Medical errors in the neonatal intensive care unit threaten patient safety. This children’s hospital implemented a robust process improvement program (RPI, which refers to widespread dissemination of process improvement tools to support staff skill development and identify sustainable improvements) to reduce harm in the neonatal intensive care unit. The program resulted in significant and sustainable improvements to staff confidence and knowledge related to RPI tools. It also contributed to improvements in health outcomes, including healthcare-acquired infection.
McCleskey SG, Shek L, Grein J, et al. BMJ Qual Saf. 2022;31:308-321.
Catheter-associated urinary tract infection (CAUTI) prevention is an ongoing patient safety priority. This systematic review of economic evaluations of quality improvement (QI) interventions to reduce CAUTI rates found that QI interventions were associated with a 43% decline in infections.

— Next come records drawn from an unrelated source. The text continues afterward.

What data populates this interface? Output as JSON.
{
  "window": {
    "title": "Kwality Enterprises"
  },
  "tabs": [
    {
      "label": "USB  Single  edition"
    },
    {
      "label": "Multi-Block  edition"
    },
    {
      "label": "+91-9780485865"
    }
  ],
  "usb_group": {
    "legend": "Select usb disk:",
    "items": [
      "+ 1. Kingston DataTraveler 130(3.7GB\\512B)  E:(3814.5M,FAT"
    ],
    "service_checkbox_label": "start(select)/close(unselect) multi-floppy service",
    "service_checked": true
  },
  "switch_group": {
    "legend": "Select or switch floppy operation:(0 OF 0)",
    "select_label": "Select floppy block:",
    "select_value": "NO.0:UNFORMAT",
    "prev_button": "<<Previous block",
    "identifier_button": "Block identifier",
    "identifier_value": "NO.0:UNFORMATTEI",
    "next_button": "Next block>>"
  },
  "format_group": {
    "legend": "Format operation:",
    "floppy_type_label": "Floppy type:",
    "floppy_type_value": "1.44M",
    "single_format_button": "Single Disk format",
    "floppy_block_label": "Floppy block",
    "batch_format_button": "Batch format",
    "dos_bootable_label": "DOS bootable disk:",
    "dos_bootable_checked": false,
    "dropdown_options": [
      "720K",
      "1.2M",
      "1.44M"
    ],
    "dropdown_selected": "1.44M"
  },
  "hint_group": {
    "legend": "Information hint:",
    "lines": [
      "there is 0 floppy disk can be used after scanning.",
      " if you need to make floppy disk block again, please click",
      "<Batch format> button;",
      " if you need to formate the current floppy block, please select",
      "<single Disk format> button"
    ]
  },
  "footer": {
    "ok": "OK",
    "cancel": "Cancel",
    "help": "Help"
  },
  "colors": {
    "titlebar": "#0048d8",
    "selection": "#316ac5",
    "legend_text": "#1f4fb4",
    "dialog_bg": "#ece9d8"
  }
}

Forrester JD, Maggio PM, Tennakoon L. J Patient Saf. 2022;18:e477-e479.
Healthcare-associated infections (HAIs) result in poorer patient outcomes and increased costs. The 2016 national data set of five common HAIs (surgical site infections, catheter- and line-associated bloodstream infections, catheter-associate urinary tract infections, ventilator-associated pneumonia, and Clostridioides difficile) was analyzed to create an estimated national cost. Clostridioides difficile was the most frequently reported; Clostridioides difficile and surgical site infections accounted for 79% of costs.
Fleisher LA, Schreiber M, Cardo D, et al. N Engl J Med. 2022;386:609-611.
The COVID-19 pandemic disrupted many aspects of health care. This commentary discusses its impact on patient safety. The authors discuss how the pandemic response dismantled strategies put in place to prevent healthcare-associated infections and falls, and stressors placed on both patients and healthcare workers directed attention away from ongoing safety improvement efforts. They argue that more resilience needs to be built into the system to ensure safety efforts are sustainable in challenging times.
Fakih MG, Bufalino A, Sturm L, et al. Infect Control Hosp Epidemiol. 2021;43:26-31.
Central line-associated blood steam infection (CLABSI) and catheter-associated urinary tract infection (CAUTI) prevention were an important part of patient safety prior to the COVID-19 pandemic. This study compared CLABSI and CAUTI rates in 78 hospitals during the 12-month period prior to the pandemic and the first 6 months of the pandemic. CLABSI rates increased by 51% during the pandemic period, mainly in the ICU. CAUTI rates did not show significant changes.
Sosa T, Mayer B, Chakkalakkal B, et al. Hosp Pediatr. 2022;12:37-46.
Many medications and medical devices can result in preventable harm in pediatric patients. This article describes one hospital’s efforts to implement explicit, structured processes and huddles to increase situational awareness regarding high-risk therapies among the care team and family members. After implementation, the percentage of electronic health record (EHR) alerts correctly describing high-risk therapies increased from 11% to 96%.
Rockville, MD: Agency for Healthcare Research and Quality.
In this annual publication, AHRQ reviews the results of the National Healthcare Quality Report and National Healthcare Disparities Report. The 2021 report highlights that a wide range of quality measures have shown improvement in quality, access, and cost.
Coldewey B, Diruf A, Röhrig R, et al. Appl Ergon. 2021;98:103544.
Medical devices without user-friendly interface designs may contribute to patient complications. This review explores problems in the use and design of mechanical ventilators that challenge safe use. The authors provide recommendations to product engineers to improve safe ventilator design.